> **Records**
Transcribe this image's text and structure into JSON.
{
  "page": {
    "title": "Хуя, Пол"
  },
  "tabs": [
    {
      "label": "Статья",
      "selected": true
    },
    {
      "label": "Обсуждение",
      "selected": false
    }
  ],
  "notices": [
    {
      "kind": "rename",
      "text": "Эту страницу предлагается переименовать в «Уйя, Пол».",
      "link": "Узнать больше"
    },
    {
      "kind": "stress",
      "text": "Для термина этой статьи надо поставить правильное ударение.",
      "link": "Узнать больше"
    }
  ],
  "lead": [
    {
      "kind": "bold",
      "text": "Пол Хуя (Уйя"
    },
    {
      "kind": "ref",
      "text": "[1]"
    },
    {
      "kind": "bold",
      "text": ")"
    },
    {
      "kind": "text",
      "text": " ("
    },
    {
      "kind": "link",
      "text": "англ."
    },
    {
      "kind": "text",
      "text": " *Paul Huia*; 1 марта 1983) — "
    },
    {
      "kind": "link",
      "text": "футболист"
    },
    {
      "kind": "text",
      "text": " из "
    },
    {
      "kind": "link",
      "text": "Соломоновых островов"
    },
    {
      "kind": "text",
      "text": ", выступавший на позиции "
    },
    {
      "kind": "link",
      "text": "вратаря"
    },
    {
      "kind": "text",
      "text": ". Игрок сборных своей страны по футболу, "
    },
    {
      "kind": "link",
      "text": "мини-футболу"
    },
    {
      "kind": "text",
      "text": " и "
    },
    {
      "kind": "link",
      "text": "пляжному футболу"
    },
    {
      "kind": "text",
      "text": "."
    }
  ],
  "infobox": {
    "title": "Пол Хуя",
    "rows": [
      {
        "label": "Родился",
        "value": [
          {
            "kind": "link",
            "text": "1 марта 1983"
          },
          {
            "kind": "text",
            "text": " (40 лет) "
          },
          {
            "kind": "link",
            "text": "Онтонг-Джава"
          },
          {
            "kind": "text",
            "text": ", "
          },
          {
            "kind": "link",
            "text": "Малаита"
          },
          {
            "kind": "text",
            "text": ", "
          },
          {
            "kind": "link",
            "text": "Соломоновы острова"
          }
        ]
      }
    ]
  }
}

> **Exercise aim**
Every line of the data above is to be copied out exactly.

> **Final answer**
Transcribe this image's text and structure into JSON.
{
  "page": {
    "title": "Хуя, Пол"
  },
  "tabs": [
    {
      "label": "Статья",
      "selected": true
    },
    {
      "label": "Обсуждение",
      "selected": false
    }
  ],
  "notices": [
    {
      "kind": "rename",
      "text": "Эту страницу предлагается переименовать в «Уйя, Пол».",
      "link": "Узнать больше"
    },
    {
      "kind": "stress",
      "text": "Для термина этой статьи надо поставить правильное ударение.",
      "link": "Узнать больше"
    }
  ],
  "lead": [
    {
      "kind": "bold",
      "text": "Пол Хуя (Уйя"
    },
    {
      "kind": "ref",
      "text": "[1]"
    },
    {
      "kind": "bold",
      "text": ")"
    },
    {
      "kind": "text",
      "text": " ("
    },
    {
      "kind": "link",
      "text": "англ."
    },
    {
      "kind": "text",
      "text": " *Paul Huia*; 1 марта 1983) — "
    },
    {
      "kind": "link",
      "text": "футболист"
    },
    {
      "kind": "text",
      "text": " из "
    },
    {
      "kind": "link",
      "text": "Соломоновых островов"
    },
    {
      "kind": "text",
      "text": ", выступавший на позиции "
    },
    {
      "kind": "link",
      "text": "вратаря"
    },
    {
      "kind": "text",
      "text": ". Игрок сборных своей страны по футболу, "
    },
    {
      "kind": "link",
      "text": "мини-футболу"
    },
    {
      "kind": "text",
      "text": " и "
    },
    {
      "kind": "link",
      "text": "пляжному футболу"
    },
    {
      "kind": "text",
      "text": "."
    }
  ],
  "infobox": {
    "title": "Пол Хуя",
    "rows": [
      {
        "label": "Родился",
        "value": [
          {
            "kind": "link",
            "text": "1 марта 1983"
          },
          {
            "kind": "text",
            "text": " (40 лет) "
          },
          {
            "kind": "link",
            "text": "Онтонг-Джава"
          },
          {
            "kind": "text",
            "text": ", "
          },
          {
            "kind": "link",
            "text": "Малаита"
          },
          {
            "kind": "text",
            "text": ", "
          },
          {
            "kind": "link",
            "text": "Соломоновы острова"
          }
        ]
      }
    ]
  }
}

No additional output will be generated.